TASK REQUIREMENTS: Where does the string "position" appear in the records? Copy every line that contains it.

[SUPPLIED DATA]

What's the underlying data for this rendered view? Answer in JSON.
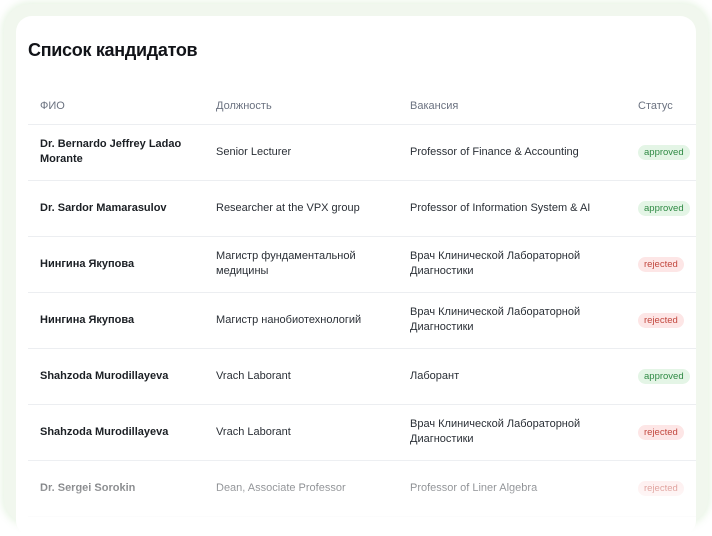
{
  "page": {
    "title": "Список кандидатов"
  },
  "table": {
    "columns": {
      "name": "ФИО",
      "position": "Должность",
      "vacancy": "Вакансия",
      "status": "Статус"
    },
    "rows": [
      {
        "name": "Dr. Bernardo Jeffrey Ladao Morante",
        "position": "Senior Lecturer",
        "vacancy": "Professor of Finance & Accounting",
        "status": "approved"
      },
      {
        "name": "Dr. Sardor Mamarasulov",
        "position": "Researcher at the VPX group",
        "vacancy": "Professor of Information System & AI",
        "status": "approved"
      },
      {
        "name": "Нингина Якупова",
        "position": "Магистр фундаментальной медицины",
        "vacancy": "Врач Клинической Лабораторной Диагностики",
        "status": "rejected"
      },
      {
        "name": "Нингина Якупова",
        "position": "Магистр нанобиотехнологий",
        "vacancy": "Врач Клинической Лабораторной Диагностики",
        "status": "rejected"
      },
      {
        "name": "Shahzoda Murodillayeva",
        "position": "Vrach Laborant",
        "vacancy": "Лаборант",
        "status": "approved"
      },
      {
        "name": "Shahzoda Murodillayeva",
        "position": "Vrach Laborant",
        "vacancy": "Врач Клинической Лабораторной Диагностики",
        "status": "rejected"
      },
      {
        "name": "Dr. Sergei Sorokin",
        "position": "Dean, Associate Professor",
        "vacancy": "Professor of Liner Algebra",
        "status": "rejected"
      }
    ]
  },
  "colors": {
    "approved_bg": "#e4f5e6",
    "approved_text": "#2f8a44",
    "rejected_bg": "#fde6e6",
    "rejected_text": "#c2483f",
    "outer_glow": "#f1f7ee"
  }
}
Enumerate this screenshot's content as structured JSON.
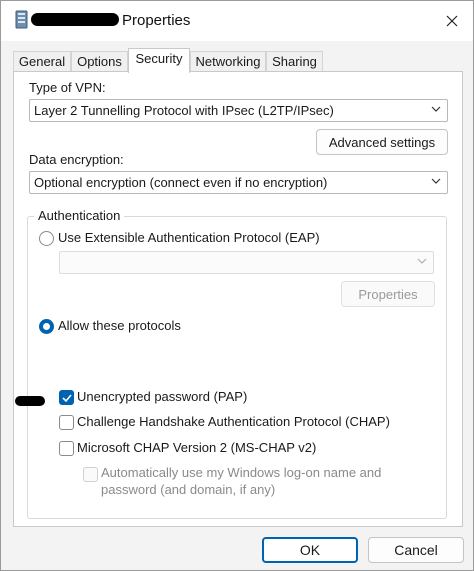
{
  "window": {
    "title": "Properties",
    "title_icon": "network-connection-icon",
    "close_icon": "close-icon"
  },
  "tabs": [
    {
      "label": "General",
      "active": false
    },
    {
      "label": "Options",
      "active": false
    },
    {
      "label": "Security",
      "active": true
    },
    {
      "label": "Networking",
      "active": false
    },
    {
      "label": "Sharing",
      "active": false
    }
  ],
  "security": {
    "vpn_type_label": "Type of VPN:",
    "vpn_type_value": "Layer 2 Tunnelling Protocol with IPsec (L2TP/IPsec)",
    "advanced_settings_label": "Advanced settings",
    "data_encryption_label": "Data encryption:",
    "data_encryption_value": "Optional encryption (connect even if no encryption)",
    "authentication_label": "Authentication",
    "eap_option_label": "Use Extensible Authentication Protocol (EAP)",
    "eap_option_selected": false,
    "eap_method_value": "",
    "eap_properties_label": "Properties",
    "allow_protocols_label": "Allow these protocols",
    "allow_protocols_selected": true,
    "protocols": {
      "pap": {
        "label": "Unencrypted password (PAP)",
        "checked": true
      },
      "chap": {
        "label": "Challenge Handshake Authentication Protocol (CHAP)",
        "checked": false
      },
      "mschapv2": {
        "label": "Microsoft CHAP Version 2 (MS-CHAP v2)",
        "checked": false
      }
    },
    "auto_logon_line1": "Automatically use my Windows log-on name and",
    "auto_logon_line2": "password (and domain, if any)",
    "auto_logon_checked": false
  },
  "footer": {
    "ok_label": "OK",
    "cancel_label": "Cancel"
  },
  "colors": {
    "accent": "#0063b1",
    "window_bg": "#f3f3f3",
    "panel_bg": "#ffffff"
  }
}
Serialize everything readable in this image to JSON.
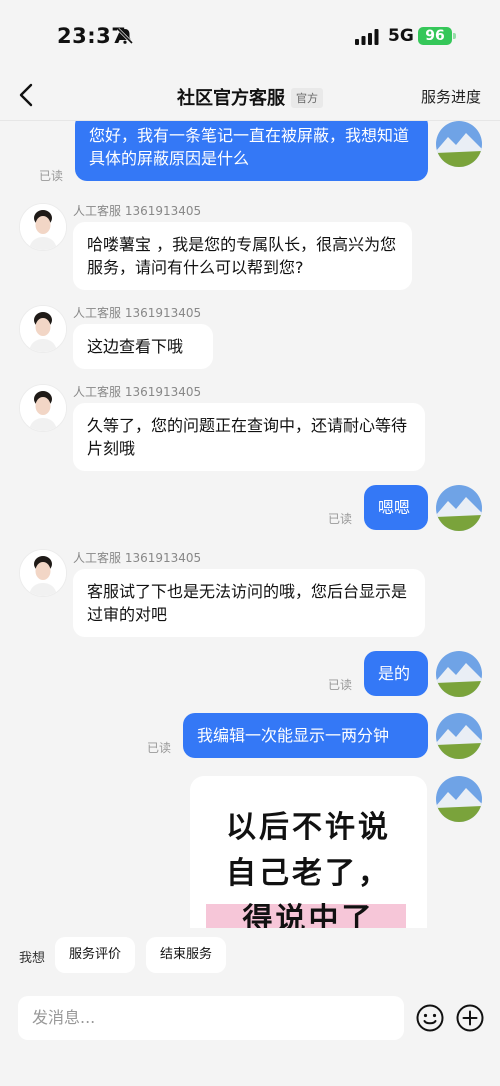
{
  "status_bar": {
    "time": "23:37",
    "network": "5G",
    "battery": "96"
  },
  "nav": {
    "title": "社区官方客服",
    "badge": "官方",
    "right_action": "服务进度"
  },
  "messages": {
    "m1": {
      "text": "您好，我有一条笔记一直在被屏蔽，我想知道具体的屏蔽原因是什么",
      "read": "已读"
    },
    "m2": {
      "sender": "人工客服 1361913405",
      "text": "哈喽薯宝 ，我是您的专属队长，很高兴为您服务，请问有什么可以帮到您?"
    },
    "m3": {
      "sender": "人工客服 1361913405",
      "text": "这边查看下哦"
    },
    "m4": {
      "sender": "人工客服 1361913405",
      "text": "久等了，您的问题正在查询中，还请耐心等待片刻哦"
    },
    "m5": {
      "text": "嗯嗯",
      "read": "已读"
    },
    "m6": {
      "sender": "人工客服 1361913405",
      "text": "客服试了下也是无法访问的哦，您后台显示是过审的对吧"
    },
    "m7": {
      "text": "是的",
      "read": "已读"
    },
    "m8": {
      "text": "我编辑一次能显示一两分钟",
      "read": "已读"
    },
    "sticker": {
      "line1": "以后不许说",
      "line2": "自己老了，",
      "line3": "得说中了"
    }
  },
  "bottom": {
    "quick_label": "我想",
    "quick_actions": [
      "服务评价",
      "结束服务"
    ],
    "input_placeholder": "发消息..."
  },
  "colors": {
    "accent": "#3478f6",
    "battery": "#35c759",
    "sticker_highlight": "#f6c6d8"
  }
}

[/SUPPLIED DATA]

RESULT OF THE TASK:
      "position": "Должность",
        "position": "Senior Lecturer",
        "position": "Researcher at the VPX group",
        "position": "Магистр фундаментальной медицины",
        "position": "Магистр нанобиотехнологий",
        "position": "Vrach Laborant",
        "position": "Vrach Laborant",
        "position": "Dean, Associate Professor",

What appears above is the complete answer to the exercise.